**Task to carry out**
Could you write out every record below exactly, leaving the pictures out?

**Stored data**

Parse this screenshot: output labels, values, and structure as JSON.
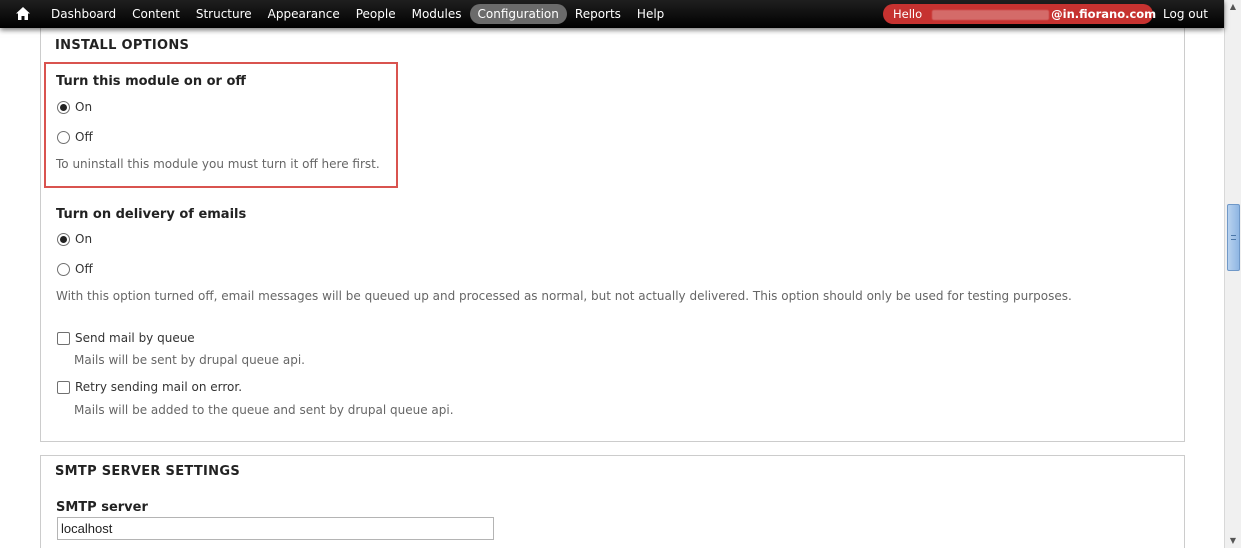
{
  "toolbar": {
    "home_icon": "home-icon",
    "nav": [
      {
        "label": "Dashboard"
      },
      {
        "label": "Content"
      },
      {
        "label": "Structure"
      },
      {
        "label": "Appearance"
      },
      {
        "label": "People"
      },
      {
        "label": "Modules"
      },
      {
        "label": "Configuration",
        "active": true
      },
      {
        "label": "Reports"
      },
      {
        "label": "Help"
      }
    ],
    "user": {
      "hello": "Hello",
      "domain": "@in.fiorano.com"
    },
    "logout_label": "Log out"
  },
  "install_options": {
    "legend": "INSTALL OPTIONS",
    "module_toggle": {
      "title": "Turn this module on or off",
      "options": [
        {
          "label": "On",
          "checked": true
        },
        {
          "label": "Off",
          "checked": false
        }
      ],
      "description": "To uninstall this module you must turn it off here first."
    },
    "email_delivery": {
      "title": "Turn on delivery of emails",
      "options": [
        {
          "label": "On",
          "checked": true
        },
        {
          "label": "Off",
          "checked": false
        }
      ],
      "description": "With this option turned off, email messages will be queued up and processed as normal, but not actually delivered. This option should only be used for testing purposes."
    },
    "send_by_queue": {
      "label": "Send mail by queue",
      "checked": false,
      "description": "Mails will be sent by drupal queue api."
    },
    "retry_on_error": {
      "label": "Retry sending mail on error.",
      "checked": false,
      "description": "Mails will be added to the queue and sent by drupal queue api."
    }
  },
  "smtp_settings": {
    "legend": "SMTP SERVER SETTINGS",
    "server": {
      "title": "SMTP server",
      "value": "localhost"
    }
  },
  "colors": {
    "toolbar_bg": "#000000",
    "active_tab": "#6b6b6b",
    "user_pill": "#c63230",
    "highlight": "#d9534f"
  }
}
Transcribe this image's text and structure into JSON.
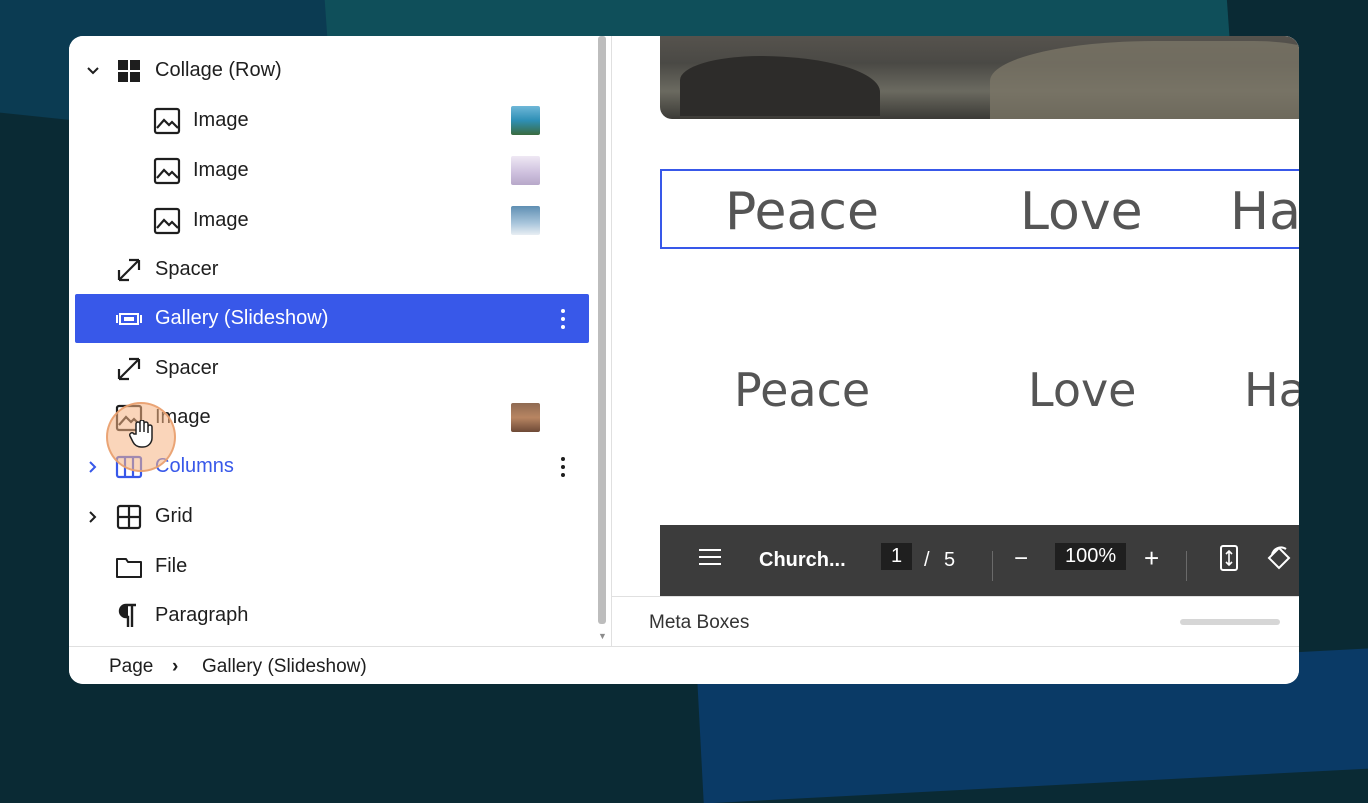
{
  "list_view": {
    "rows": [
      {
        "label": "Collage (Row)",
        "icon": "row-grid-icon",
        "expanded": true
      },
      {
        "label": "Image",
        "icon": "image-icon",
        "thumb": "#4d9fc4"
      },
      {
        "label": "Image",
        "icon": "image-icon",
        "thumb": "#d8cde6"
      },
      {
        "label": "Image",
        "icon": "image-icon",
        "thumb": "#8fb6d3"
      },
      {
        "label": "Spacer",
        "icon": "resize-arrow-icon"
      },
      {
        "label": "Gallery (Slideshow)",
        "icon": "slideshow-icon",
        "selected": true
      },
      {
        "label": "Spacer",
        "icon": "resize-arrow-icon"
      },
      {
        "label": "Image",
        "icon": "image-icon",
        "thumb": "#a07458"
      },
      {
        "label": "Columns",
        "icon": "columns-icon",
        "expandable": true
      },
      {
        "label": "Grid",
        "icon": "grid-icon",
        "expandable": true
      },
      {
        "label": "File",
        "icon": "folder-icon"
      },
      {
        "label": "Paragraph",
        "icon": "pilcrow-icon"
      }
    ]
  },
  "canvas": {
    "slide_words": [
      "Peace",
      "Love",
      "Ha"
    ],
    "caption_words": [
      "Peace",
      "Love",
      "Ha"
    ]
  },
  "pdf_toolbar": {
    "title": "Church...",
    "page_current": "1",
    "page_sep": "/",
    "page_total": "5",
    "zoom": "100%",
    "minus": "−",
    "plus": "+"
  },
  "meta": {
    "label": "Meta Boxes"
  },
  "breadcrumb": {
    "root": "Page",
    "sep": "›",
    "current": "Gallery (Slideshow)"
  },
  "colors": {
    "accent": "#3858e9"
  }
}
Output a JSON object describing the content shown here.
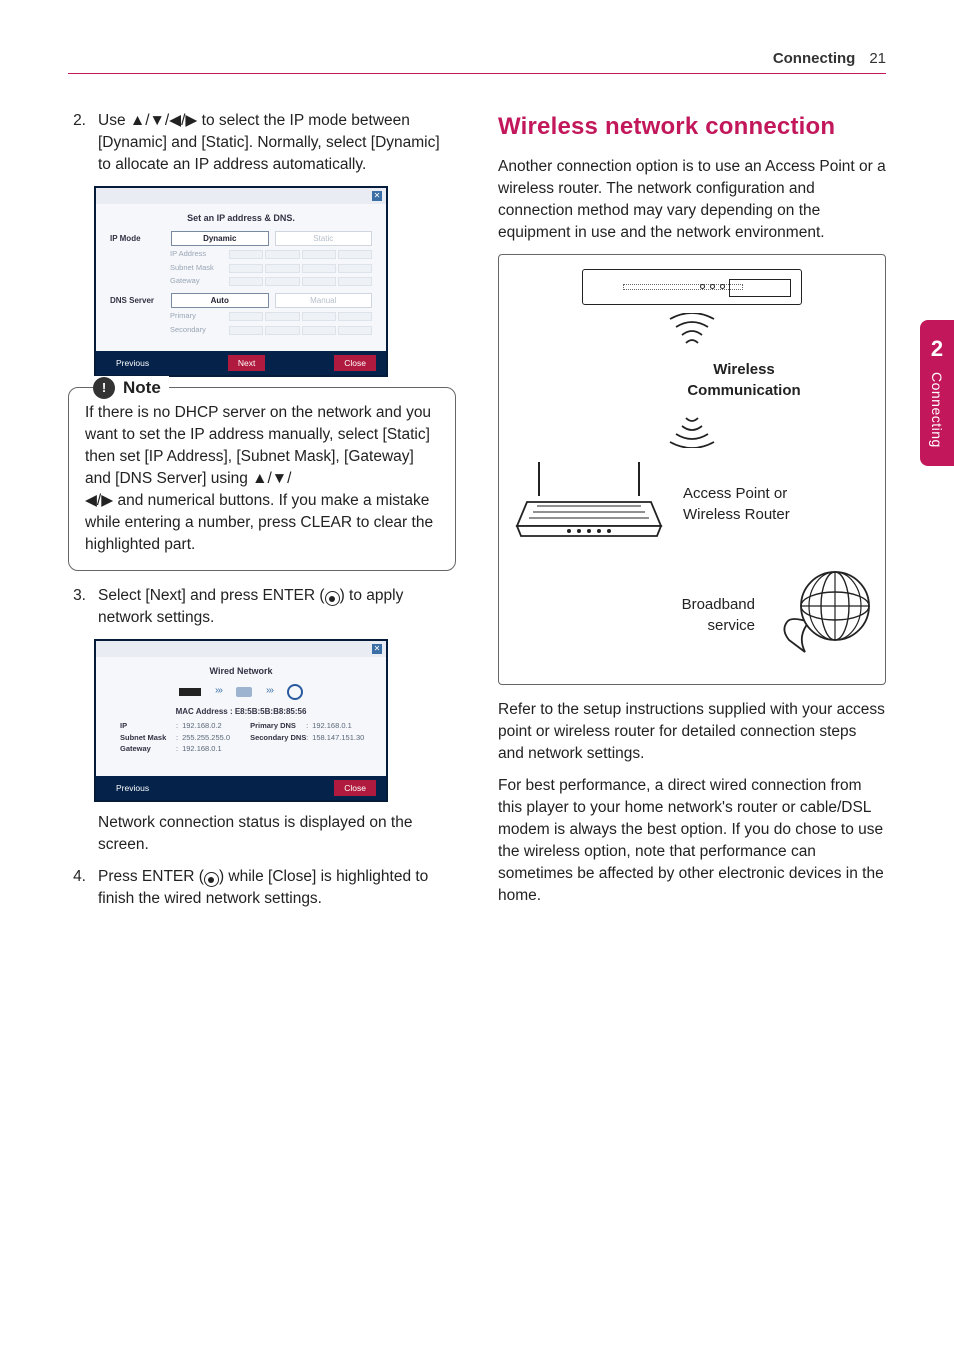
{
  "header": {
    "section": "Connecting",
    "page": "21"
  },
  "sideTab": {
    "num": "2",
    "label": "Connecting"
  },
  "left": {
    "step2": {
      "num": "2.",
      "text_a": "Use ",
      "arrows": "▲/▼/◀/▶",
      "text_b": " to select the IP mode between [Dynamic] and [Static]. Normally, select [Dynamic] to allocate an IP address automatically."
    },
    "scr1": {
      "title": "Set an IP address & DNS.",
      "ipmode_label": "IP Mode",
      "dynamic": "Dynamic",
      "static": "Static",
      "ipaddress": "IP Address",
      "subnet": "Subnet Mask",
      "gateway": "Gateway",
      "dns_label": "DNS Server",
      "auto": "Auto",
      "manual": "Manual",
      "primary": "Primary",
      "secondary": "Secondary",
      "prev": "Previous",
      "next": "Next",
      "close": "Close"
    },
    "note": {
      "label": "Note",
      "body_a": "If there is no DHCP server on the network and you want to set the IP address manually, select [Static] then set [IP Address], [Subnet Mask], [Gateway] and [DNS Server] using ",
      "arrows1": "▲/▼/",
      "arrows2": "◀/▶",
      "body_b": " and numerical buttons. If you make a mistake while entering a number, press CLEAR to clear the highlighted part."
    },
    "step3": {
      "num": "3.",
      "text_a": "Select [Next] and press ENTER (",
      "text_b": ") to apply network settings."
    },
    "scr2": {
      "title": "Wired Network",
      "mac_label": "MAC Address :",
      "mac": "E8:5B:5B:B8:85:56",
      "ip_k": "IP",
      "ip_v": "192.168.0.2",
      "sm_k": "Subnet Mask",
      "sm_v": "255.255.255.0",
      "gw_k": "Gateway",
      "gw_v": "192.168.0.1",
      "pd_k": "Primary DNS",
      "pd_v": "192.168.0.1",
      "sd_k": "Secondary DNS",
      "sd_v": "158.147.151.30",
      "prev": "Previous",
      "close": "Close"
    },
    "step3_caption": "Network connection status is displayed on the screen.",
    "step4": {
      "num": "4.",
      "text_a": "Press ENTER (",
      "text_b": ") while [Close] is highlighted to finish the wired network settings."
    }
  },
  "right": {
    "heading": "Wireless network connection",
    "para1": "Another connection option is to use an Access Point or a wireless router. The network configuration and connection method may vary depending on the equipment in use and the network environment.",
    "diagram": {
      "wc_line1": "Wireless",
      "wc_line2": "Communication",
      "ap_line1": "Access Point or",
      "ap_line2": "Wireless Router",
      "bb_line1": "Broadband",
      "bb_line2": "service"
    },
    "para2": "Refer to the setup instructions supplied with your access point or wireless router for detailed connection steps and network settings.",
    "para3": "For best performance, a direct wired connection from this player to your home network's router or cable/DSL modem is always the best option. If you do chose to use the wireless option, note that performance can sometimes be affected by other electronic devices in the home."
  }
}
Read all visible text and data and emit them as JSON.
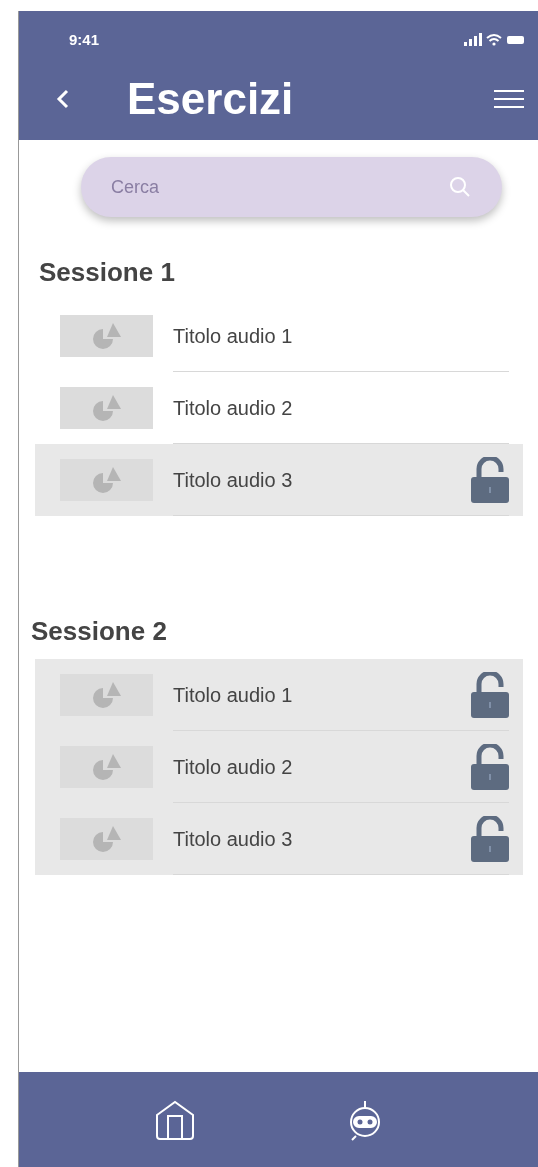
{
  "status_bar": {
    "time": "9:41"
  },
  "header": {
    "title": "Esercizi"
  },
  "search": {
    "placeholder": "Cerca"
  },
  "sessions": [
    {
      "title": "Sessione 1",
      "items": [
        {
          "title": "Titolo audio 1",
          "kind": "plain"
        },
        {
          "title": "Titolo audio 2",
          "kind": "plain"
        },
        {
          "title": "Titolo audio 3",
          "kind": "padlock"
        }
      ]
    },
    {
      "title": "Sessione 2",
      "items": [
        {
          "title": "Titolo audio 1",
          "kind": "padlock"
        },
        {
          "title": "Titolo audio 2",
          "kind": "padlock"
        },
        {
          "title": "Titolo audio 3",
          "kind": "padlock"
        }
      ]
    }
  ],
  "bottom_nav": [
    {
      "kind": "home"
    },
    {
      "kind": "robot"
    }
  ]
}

**Exercise solution**
Parse this screenshot: output labels, values, and structure as JSON.
{
  "toolbar": {
    "home_icon": "home-icon",
    "nav": [
      {
        "label": "Dashboard"
      },
      {
        "label": "Content"
      },
      {
        "label": "Structure"
      },
      {
        "label": "Appearance"
      },
      {
        "label": "People"
      },
      {
        "label": "Modules"
      },
      {
        "label": "Configuration",
        "active": true
      },
      {
        "label": "Reports"
      },
      {
        "label": "Help"
      }
    ],
    "user": {
      "hello": "Hello",
      "domain": "@in.fiorano.com"
    },
    "logout_label": "Log out"
  },
  "install_options": {
    "legend": "INSTALL OPTIONS",
    "module_toggle": {
      "title": "Turn this module on or off",
      "options": [
        {
          "label": "On",
          "checked": true
        },
        {
          "label": "Off",
          "checked": false
        }
      ],
      "description": "To uninstall this module you must turn it off here first."
    },
    "email_delivery": {
      "title": "Turn on delivery of emails",
      "options": [
        {
          "label": "On",
          "checked": true
        },
        {
          "label": "Off",
          "checked": false
        }
      ],
      "description": "With this option turned off, email messages will be queued up and processed as normal, but not actually delivered. This option should only be used for testing purposes."
    },
    "send_by_queue": {
      "label": "Send mail by queue",
      "checked": false,
      "description": "Mails will be sent by drupal queue api."
    },
    "retry_on_error": {
      "label": "Retry sending mail on error.",
      "checked": false,
      "description": "Mails will be added to the queue and sent by drupal queue api."
    }
  },
  "smtp_settings": {
    "legend": "SMTP SERVER SETTINGS",
    "server": {
      "title": "SMTP server",
      "value": "localhost"
    }
  },
  "colors": {
    "toolbar_bg": "#000000",
    "active_tab": "#6b6b6b",
    "user_pill": "#c63230",
    "highlight": "#d9534f"
  }
}
Transcribe this image's text and structure into JSON.
{
  "list_view": {
    "rows": [
      {
        "label": "Collage (Row)",
        "icon": "row-grid-icon",
        "expanded": true
      },
      {
        "label": "Image",
        "icon": "image-icon",
        "thumb": "#4d9fc4"
      },
      {
        "label": "Image",
        "icon": "image-icon",
        "thumb": "#d8cde6"
      },
      {
        "label": "Image",
        "icon": "image-icon",
        "thumb": "#8fb6d3"
      },
      {
        "label": "Spacer",
        "icon": "resize-arrow-icon"
      },
      {
        "label": "Gallery (Slideshow)",
        "icon": "slideshow-icon",
        "selected": true
      },
      {
        "label": "Spacer",
        "icon": "resize-arrow-icon"
      },
      {
        "label": "Image",
        "icon": "image-icon",
        "thumb": "#a07458"
      },
      {
        "label": "Columns",
        "icon": "columns-icon",
        "expandable": true
      },
      {
        "label": "Grid",
        "icon": "grid-icon",
        "expandable": true
      },
      {
        "label": "File",
        "icon": "folder-icon"
      },
      {
        "label": "Paragraph",
        "icon": "pilcrow-icon"
      }
    ]
  },
  "canvas": {
    "slide_words": [
      "Peace",
      "Love",
      "Ha"
    ],
    "caption_words": [
      "Peace",
      "Love",
      "Ha"
    ]
  },
  "pdf_toolbar": {
    "title": "Church...",
    "page_current": "1",
    "page_sep": "/",
    "page_total": "5",
    "zoom": "100%",
    "minus": "−",
    "plus": "+"
  },
  "meta": {
    "label": "Meta Boxes"
  },
  "breadcrumb": {
    "root": "Page",
    "sep": "›",
    "current": "Gallery (Slideshow)"
  },
  "colors": {
    "accent": "#3858e9"
  }
}
Output a JSON object describing the content shown here.
{
  "header": {
    "section": "Connecting",
    "page": "21"
  },
  "sideTab": {
    "num": "2",
    "label": "Connecting"
  },
  "left": {
    "step2": {
      "num": "2.",
      "text_a": "Use ",
      "arrows": "▲/▼/◀/▶",
      "text_b": " to select the IP mode between [Dynamic] and [Static]. Normally, select [Dynamic] to allocate an IP address automatically."
    },
    "scr1": {
      "title": "Set an IP address & DNS.",
      "ipmode_label": "IP Mode",
      "dynamic": "Dynamic",
      "static": "Static",
      "ipaddress": "IP Address",
      "subnet": "Subnet Mask",
      "gateway": "Gateway",
      "dns_label": "DNS Server",
      "auto": "Auto",
      "manual": "Manual",
      "primary": "Primary",
      "secondary": "Secondary",
      "prev": "Previous",
      "next": "Next",
      "close": "Close"
    },
    "note": {
      "label": "Note",
      "body_a": "If there is no DHCP server on the network and you want to set the IP address manually, select [Static] then set [IP Address], [Subnet Mask], [Gateway] and [DNS Server] using ",
      "arrows1": "▲/▼/",
      "arrows2": "◀/▶",
      "body_b": " and numerical buttons. If you make a mistake while entering a number, press CLEAR to clear the highlighted part."
    },
    "step3": {
      "num": "3.",
      "text_a": "Select [Next] and press ENTER (",
      "text_b": ") to apply network settings."
    },
    "scr2": {
      "title": "Wired Network",
      "mac_label": "MAC Address :",
      "mac": "E8:5B:5B:B8:85:56",
      "ip_k": "IP",
      "ip_v": "192.168.0.2",
      "sm_k": "Subnet Mask",
      "sm_v": "255.255.255.0",
      "gw_k": "Gateway",
      "gw_v": "192.168.0.1",
      "pd_k": "Primary DNS",
      "pd_v": "192.168.0.1",
      "sd_k": "Secondary DNS",
      "sd_v": "158.147.151.30",
      "prev": "Previous",
      "close": "Close"
    },
    "step3_caption": "Network connection status is displayed on the screen.",
    "step4": {
      "num": "4.",
      "text_a": "Press ENTER (",
      "text_b": ") while [Close] is highlighted to finish the wired network settings."
    }
  },
  "right": {
    "heading": "Wireless network connection",
    "para1": "Another connection option is to use an Access Point or a wireless router. The network configuration and connection method may vary depending on the equipment in use and the network environment.",
    "diagram": {
      "wc_line1": "Wireless",
      "wc_line2": "Communication",
      "ap_line1": "Access Point or",
      "ap_line2": "Wireless Router",
      "bb_line1": "Broadband",
      "bb_line2": "service"
    },
    "para2": "Refer to the setup instructions supplied with your access point or wireless router for detailed connection steps and network settings.",
    "para3": "For best performance, a direct wired connection from this player to your home network's router or cable/DSL modem is always the best option. If you do chose to use the wireless option, note that performance can sometimes be affected by other electronic devices in the home."
  }
}
Read all visible text and data and emit them as JSON.
{
  "status_bar": {
    "time": "9:41"
  },
  "header": {
    "title": "Esercizi"
  },
  "search": {
    "placeholder": "Cerca"
  },
  "sessions": [
    {
      "title": "Sessione 1",
      "items": [
        {
          "title": "Titolo audio 1",
          "kind": "plain"
        },
        {
          "title": "Titolo audio 2",
          "kind": "plain"
        },
        {
          "title": "Titolo audio 3",
          "kind": "padlock"
        }
      ]
    },
    {
      "title": "Sessione 2",
      "items": [
        {
          "title": "Titolo audio 1",
          "kind": "padlock"
        },
        {
          "title": "Titolo audio 2",
          "kind": "padlock"
        },
        {
          "title": "Titolo audio 3",
          "kind": "padlock"
        }
      ]
    }
  ],
  "bottom_nav": [
    {
      "kind": "home"
    },
    {
      "kind": "robot"
    }
  ]
}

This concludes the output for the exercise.